By Sam Toman, Faculty of Environment
Ever since the Sir John Franklin’s expedition to Arctic Canada vanished in 1845, everyone from governments, to anthropologists, historians and relatives of the lost crew-members has been trying to find it.
This past September, a handful of dedicated sleuths, including Geography grad Tom Zagon, finally put the puzzle together in a multidisciplinary effort that speaks to the power of combining satellite imagery, ice climatology and historical records.
The project that eventually discovered Franklin’s ship, the HMS Erebus began in 2008. The same year Zagon brought his remote sensing skills, and passion to solve the mystery to the table.
“The whole search was being based on historical evidence without taking into account the ice movement that could be derived from the detailed satellite image record of the last few decades,” says Zagon.
The exact problem was that the Arctic is terrestrial riddle of stationary islands and shifting ice floes. As such, the geographic land and ice features noted in historical accounts and Inuit oral histories are open to interpretation.
Zagon who has been working with imagery from RADARSAT-1 and 2 his whole professional career knew he could help.
“By analyzing thousands of satellite images it became possible to re-evaluate the historical evidence and identify higher probability sinking positions for the two vessels based on patterns of ice movement.” says Zagon on the phone from Ottawa where he now works as a physical scientist for Environment Canada scouting safe navigation routes for Arctic shipping.
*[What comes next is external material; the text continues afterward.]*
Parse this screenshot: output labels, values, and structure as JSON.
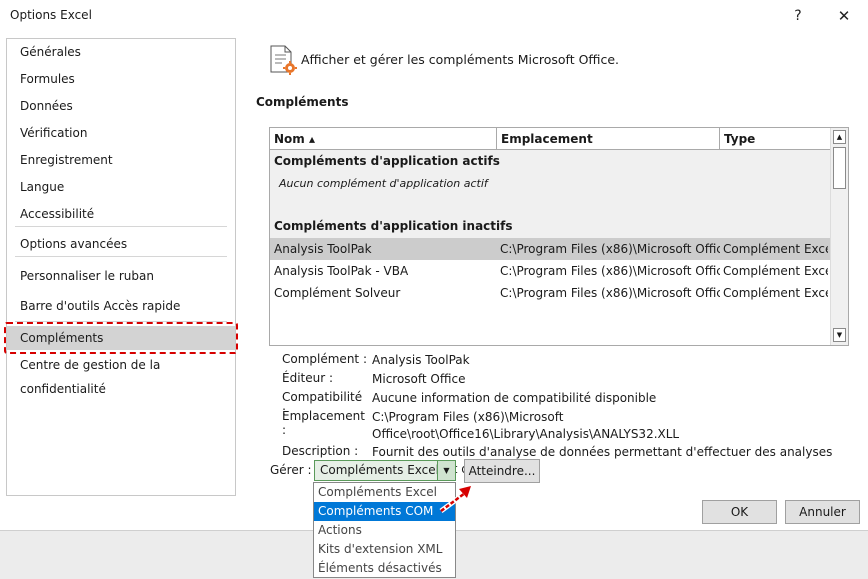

For five years the team, which included Robert Parks, from the University of Waterloo’s Department of Anthropology, poured over more than 150 years of information, combining it with the interpretation of satellite imagery, until they were confident they had a plausible location for the ships.
On 1 September 2014, a larger search by the Canadian team under the banner of the "Victoria Strait Expedition" found two items on Hat Island in the Queen Maud Gulf near Nunavut's King William Island. It was a significant breakthrough, and it emboldened the team.
Then, on 9 September 2014, the expedition announced that it had located one of Franklin's two ships -- the HMS Erebus. The ship was preserved in very good condition.
The discovery made headlines around the world. It was heralded as one of Canada’s great mysteries solved, and even prompted Canadian Prime Minister Stephen Harper to personally congratulate the team.
Zagon is humble about the whole experience, and is quick to credit the team’s multidisciplinary approach for the success.
“One needs to combine physical geography, human geography and remote sensing, techniques to fully understand what happened to the expedition. Overspecialization is maybe one of the reasons people have not made the connection before, because those who knew the historical details were not aware that the remote sensing aspect could help interpret that historical evidence,” he says.
However, the mystery isn’t quite over yet. Another of Franklin’s ships, the HMS Terror still has yet to be located.